5833 Pelican Bay Boulevard, Naples, FL
Like the rest of the known universe, I was shocked when I found out that the Naples Philharmonic Center for the Arts was renaming itself as Artis-Naples.
What. The. Expletive.
Admit it. Some variation of that was on everyone's lips. Mine too.
I've yet to see a positive response. Most derided the decision, not understanding the decision to toss the two-plus decades of powerful marketing that built "The Phil" into a successful brand name.
Consider this analogy. If you're the chef of a moderately profitable restaurant, but the only thing you're known for is your seafood, you need better marketing and public relations to let folks know about the steak and the lobster.
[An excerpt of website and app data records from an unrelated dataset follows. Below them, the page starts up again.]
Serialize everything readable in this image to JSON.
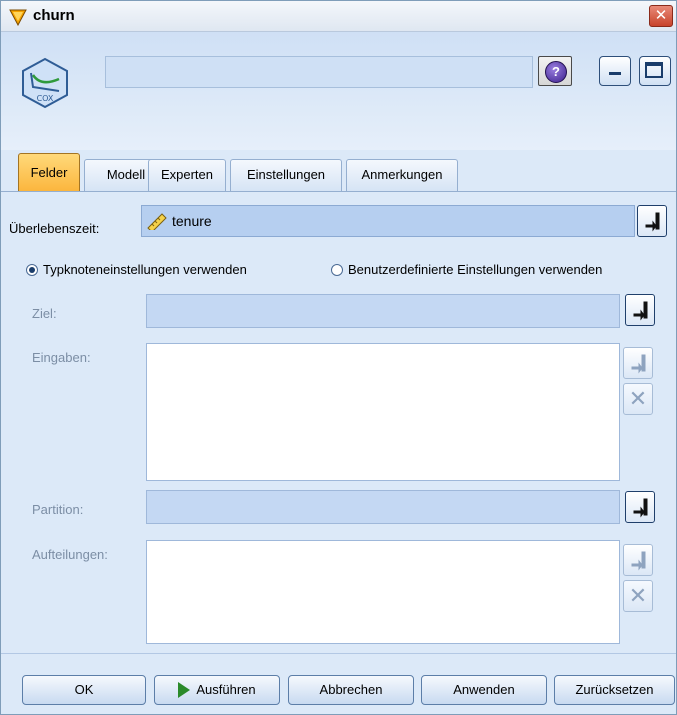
{
  "window": {
    "title": "churn"
  },
  "header": {
    "node_label": "COX",
    "name_value": "",
    "help_label": "?"
  },
  "tabs": [
    {
      "label": "Felder",
      "active": true
    },
    {
      "label": "Modell",
      "active": false
    },
    {
      "label": "Experten",
      "active": false
    },
    {
      "label": "Einstellungen",
      "active": false
    },
    {
      "label": "Anmerkungen",
      "active": false
    }
  ],
  "fields": {
    "survival_label": "Überlebenszeit:",
    "survival_value": "tenure",
    "radio_type_node": "Typknoteneinstellungen verwenden",
    "radio_custom": "Benutzerdefinierte Einstellungen verwenden",
    "target_label": "Ziel:",
    "inputs_label": "Eingaben:",
    "partition_label": "Partition:",
    "splits_label": "Aufteilungen:"
  },
  "buttons": {
    "ok": "OK",
    "run": "Ausführen",
    "cancel": "Abbrechen",
    "apply": "Anwenden",
    "reset": "Zurücksetzen"
  },
  "colors": {
    "accent_tab": "#fbb53c",
    "window_bg": "#dce9f8",
    "close": "#c8432b"
  }
}
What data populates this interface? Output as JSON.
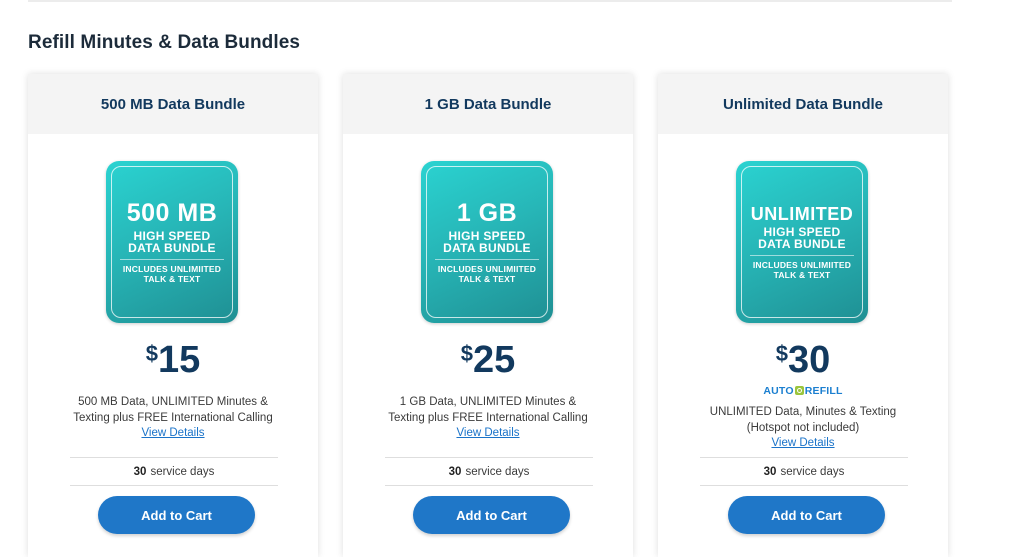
{
  "page": {
    "section_title": "Refill Minutes & Data Bundles"
  },
  "cards": [
    {
      "title": "500 MB Data Bundle",
      "tile_big": "500 MB",
      "tile_sub1": "HIGH SPEED",
      "tile_sub2": "DATA BUNDLE",
      "tile_note1": "INCLUDES UNLIMIITED",
      "tile_note2": "TALK & TEXT",
      "price_symbol": "$",
      "price_value": "15",
      "desc_line1": "500 MB Data, UNLIMITED Minutes &",
      "desc_line2": "Texting plus FREE International Calling",
      "details_link": "View Details",
      "service_days": "30",
      "service_label": "service days",
      "cart_label": "Add to Cart"
    },
    {
      "title": "1 GB Data Bundle",
      "tile_big": "1 GB",
      "tile_sub1": "HIGH SPEED",
      "tile_sub2": "DATA BUNDLE",
      "tile_note1": "INCLUDES UNLIMIITED",
      "tile_note2": "TALK & TEXT",
      "price_symbol": "$",
      "price_value": "25",
      "desc_line1": "1 GB Data, UNLIMITED Minutes &",
      "desc_line2": "Texting plus FREE International Calling",
      "details_link": "View Details",
      "service_days": "30",
      "service_label": "service days",
      "cart_label": "Add to Cart"
    },
    {
      "title": "Unlimited Data Bundle",
      "tile_big": "UNLIMITED",
      "tile_sub1": "HIGH SPEED",
      "tile_sub2": "DATA BUNDLE",
      "tile_note1": "INCLUDES UNLIMIITED",
      "tile_note2": "TALK & TEXT",
      "price_symbol": "$",
      "price_value": "30",
      "autorefill_left": "AUTO",
      "autorefill_right": "REFILL",
      "desc_line1": "UNLIMITED Data, Minutes & Texting",
      "desc_line2": "(Hotspot not included)",
      "details_link": "View Details",
      "service_days": "30",
      "service_label": "service days",
      "cart_label": "Add to Cart"
    }
  ],
  "colors": {
    "heading": "#12395e",
    "button": "#1f77c8",
    "link": "#1a73c9",
    "tile_teal": "#27b6b7",
    "autorefill_icon": "#9bc53d"
  },
  "icons": {
    "autorefill": "refill-icon"
  }
}
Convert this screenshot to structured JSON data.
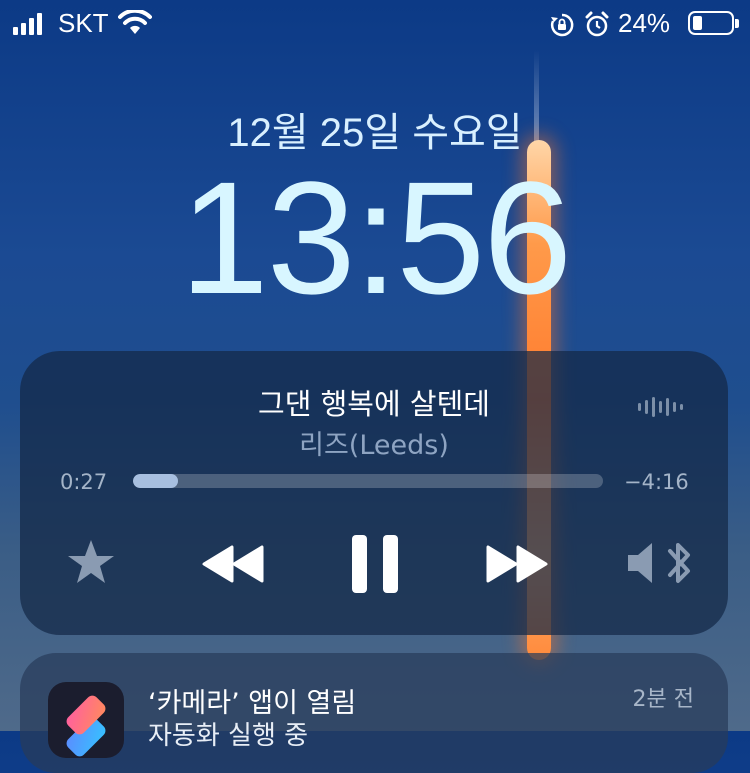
{
  "status_bar": {
    "carrier": "SKT",
    "battery_percent": "24%",
    "battery_level": 0.24
  },
  "lock_screen": {
    "date": "12월 25일 수요일",
    "time": "13:56"
  },
  "now_playing": {
    "title": "그댄 행복에 살텐데",
    "artist": "리즈(Leeds)",
    "elapsed": "0:27",
    "remaining": "−4:16",
    "progress": 0.095,
    "controls": [
      "star-icon",
      "rewind-icon",
      "pause-icon",
      "fast-forward-icon",
      "speaker-bluetooth-icon"
    ]
  },
  "notification": {
    "app_icon": "shortcuts-icon",
    "title": "‘카메라’ 앱이 열림",
    "body": "자동화 실행 중",
    "time": "2분 전"
  }
}
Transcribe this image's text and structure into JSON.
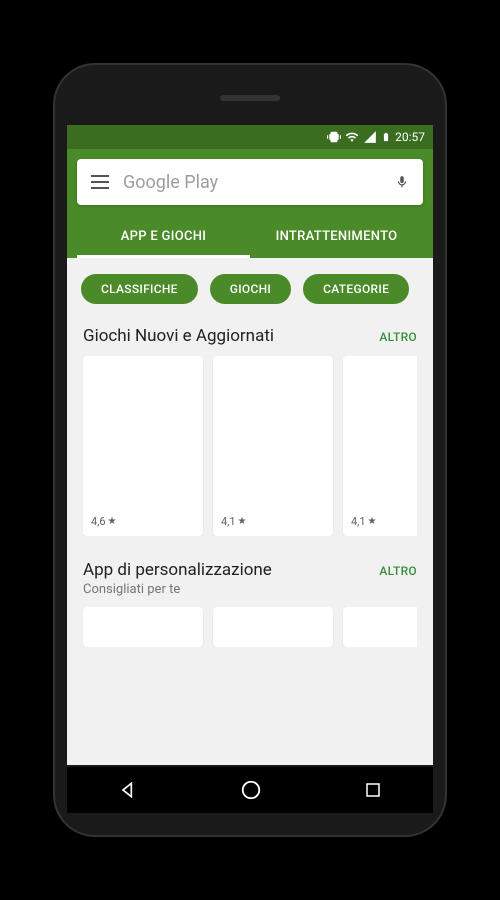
{
  "status": {
    "time": "20:57"
  },
  "search": {
    "placeholder": "Google Play"
  },
  "tabs": [
    {
      "label": "APP E GIOCHI",
      "active": true
    },
    {
      "label": "INTRATTENIMENTO",
      "active": false
    }
  ],
  "chips": [
    {
      "label": "CLASSIFICHE"
    },
    {
      "label": "GIOCHI"
    },
    {
      "label": "CATEGORIE"
    }
  ],
  "sections": [
    {
      "title": "Giochi Nuovi e Aggiornati",
      "subtitle": "",
      "more": "ALTRO",
      "cards": [
        {
          "rating": "4,6"
        },
        {
          "rating": "4,1"
        },
        {
          "rating": "4,1"
        }
      ]
    },
    {
      "title": "App di personalizzazione",
      "subtitle": "Consigliati per te",
      "more": "ALTRO",
      "cards": [
        {
          "rating": ""
        },
        {
          "rating": ""
        },
        {
          "rating": ""
        }
      ]
    }
  ]
}
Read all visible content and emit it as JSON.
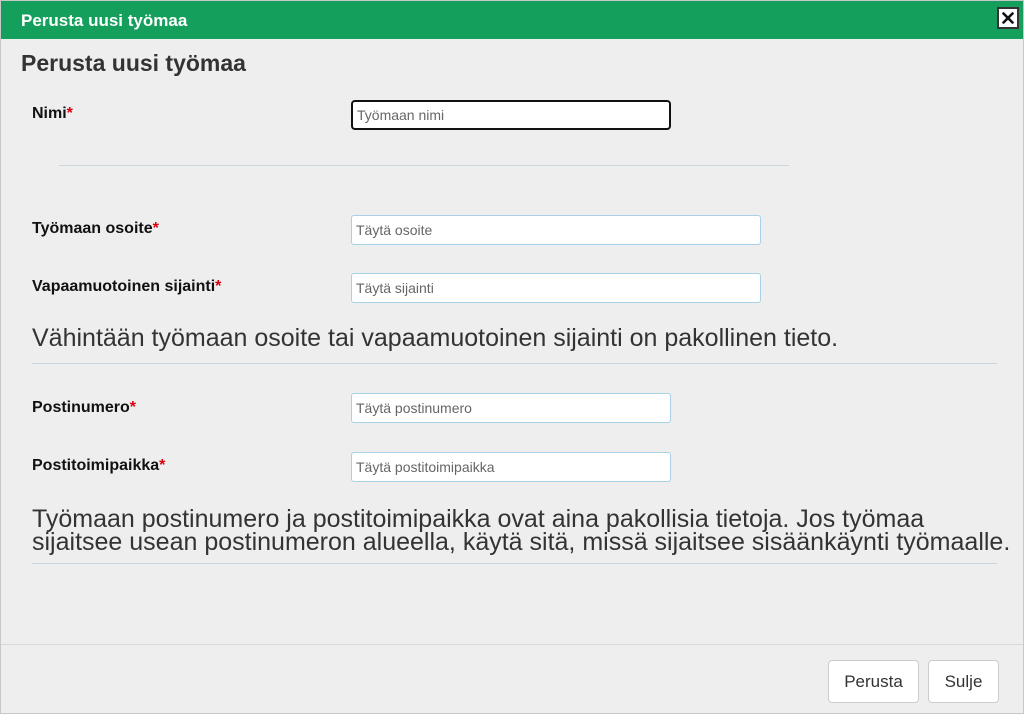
{
  "window": {
    "title": "Perusta uusi työmaa"
  },
  "form": {
    "heading": "Perusta uusi työmaa",
    "required_mark": "*",
    "fields": {
      "name": {
        "label": "Nimi",
        "placeholder": "Työmaan nimi",
        "value": ""
      },
      "address": {
        "label": "Työmaan osoite",
        "placeholder": "Täytä osoite",
        "value": ""
      },
      "location": {
        "label": "Vapaamuotoinen sijainti",
        "placeholder": "Täytä sijainti",
        "value": ""
      },
      "postal_code": {
        "label": "Postinumero",
        "placeholder": "Täytä postinumero",
        "value": ""
      },
      "city": {
        "label": "Postitoimipaikka",
        "placeholder": "Täytä postitoimipaikka",
        "value": ""
      }
    },
    "notes": {
      "address_note": "Vähintään työmaan osoite tai vapaamuotoinen sijainti on pakollinen tieto.",
      "postal_note_line1": "Työmaan postinumero ja postitoimipaikka ovat aina pakollisia tietoja. Jos työmaa",
      "postal_note_line2": "sijaitsee usean postinumeron alueella, käytä sitä, missä sijaitsee sisäänkäynti työmaalle."
    }
  },
  "footer": {
    "submit_label": "Perusta",
    "close_label": "Sulje"
  },
  "colors": {
    "titlebar": "#159f5c",
    "required": "#d9000c"
  }
}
Given enough resources (which the Phil has), word will eventually get out. You don't tear down the bistro and build a new one devoted to surf and turf - exactly what the Phil seems to be doing.
Near-universal scorn greeted the Phil's decision, so I decided to give it a couple days and really think it through. Kathleen van Bergen is nobody's fool; there must be more than a few good reasons why she decided to junk 25 years of rock-solid branding, name recognition and one of the single most iconic names in the Southwest Florida arts landscape.
I repeat: Kathleen van Bergen is nobody's fool.
I think this is the right decision for the future of the Philharmonic. Excuse me, for Artis-Naples. I'm just not wild about the name. I'll tell you why.
Van Bergen understands - perhaps better than folks give her credit for - the need to attract younger patrons to the venue. Esperanza Spalding and the Voca People are a start, but van Bergen wants those attendees to be buying season tickets, attending lectures and sipping coffee in the museum cafe. This move looks at Artis-Naples for the next 25 years of its development.
Naples no longer represents the sleepy snowbird retirement haven it was when Myra Janco Daniels started raising cash by sheer force of personality to house the Naples Philharmonic Orchestra. A thriving, year-round community lives here now, with a diverse population and a thirst for year-round entertainment.
Re-naming the venue accomplishes several things. First, it provides a clear break between the Myra Daniels era and whatever is to come. Second, the name-change publicity - even announced on a Friday evening at the end of (if not after) season - has put Artis-Naples in the spotlight.
Most importantly, the name change seems to have re-ignited the conversation about the future of the venue, what role it should play in the community and how van Bergen can best use the Artis-Naples resources to nurture other arts groups.
The Artis-Naples moniker wouldn't be my first choice, but I urge folks to look past that to what the statement says, even if it doesn't spell it out. Van Bergen makes a firm commitment to the future and possibly toward a more youthful, diverse programming schedule and the establishment of Artis-Naples as an arts-focused community center, not just a performance hall.
Don't believe me? Just take a look at the free museum nights - a runaway success and one of the clearest signs that van Bergen knows what people want - and how to deliver it to them.
The one stumbling block remains the sheer depth of the community's obstinacy and the unbridled, passionate resistance to change wrought from the conservative world view that still dominates the area. No doubt the cosmopolitan van Bergen (note that she went abroad for picks to lead both the Baker Museum and Naples Philharmonic Orchestra) made the right choice - to select a path and follow it with conviction. Yet, I worry that she may have over-estimated the ability of the community to focus on what she wants to accomplish, rather than "It's not The Phil anymore?"
At the end of the day, does it matter what we call the place? Or what they do with all that money, staff, volunteers, donors and prestige?
What would you have re-named the Philharmonic? Email me, firstname.lastname@example.org, find me on Twitter at @napleschris or read my Stage Door theater blog. You can also sign up to receive the Stage Door blog via email.